- What needs to be done
Each entry is to be restated word for word, with nothing omitted.

Listed entries Start Marker

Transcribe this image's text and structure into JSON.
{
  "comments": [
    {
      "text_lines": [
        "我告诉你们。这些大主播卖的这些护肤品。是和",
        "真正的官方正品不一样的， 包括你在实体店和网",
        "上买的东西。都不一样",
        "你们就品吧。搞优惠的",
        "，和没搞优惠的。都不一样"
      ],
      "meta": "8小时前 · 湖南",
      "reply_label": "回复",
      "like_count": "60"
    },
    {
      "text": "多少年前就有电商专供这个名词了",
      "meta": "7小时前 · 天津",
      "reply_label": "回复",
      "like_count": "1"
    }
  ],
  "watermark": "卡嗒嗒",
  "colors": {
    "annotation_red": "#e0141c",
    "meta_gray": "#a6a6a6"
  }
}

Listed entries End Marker

- Response area
Transcribe this image's text and structure into JSON.
{
  "comments": [
    {
      "text_lines": [
        "我告诉你们。这些大主播卖的这些护肤品。是和",
        "真正的官方正品不一样的， 包括你在实体店和网",
        "上买的东西。都不一样",
        "你们就品吧。搞优惠的",
        "，和没搞优惠的。都不一样"
      ],
      "meta": "8小时前 · 湖南",
      "reply_label": "回复",
      "like_count": "60"
    },
    {
      "text": "多少年前就有电商专供这个名词了",
      "meta": "7小时前 · 天津",
      "reply_label": "回复",
      "like_count": "1"
    }
  ],
  "watermark": "卡嗒嗒",
  "colors": {
    "annotation_red": "#e0141c",
    "meta_gray": "#a6a6a6"
  }
}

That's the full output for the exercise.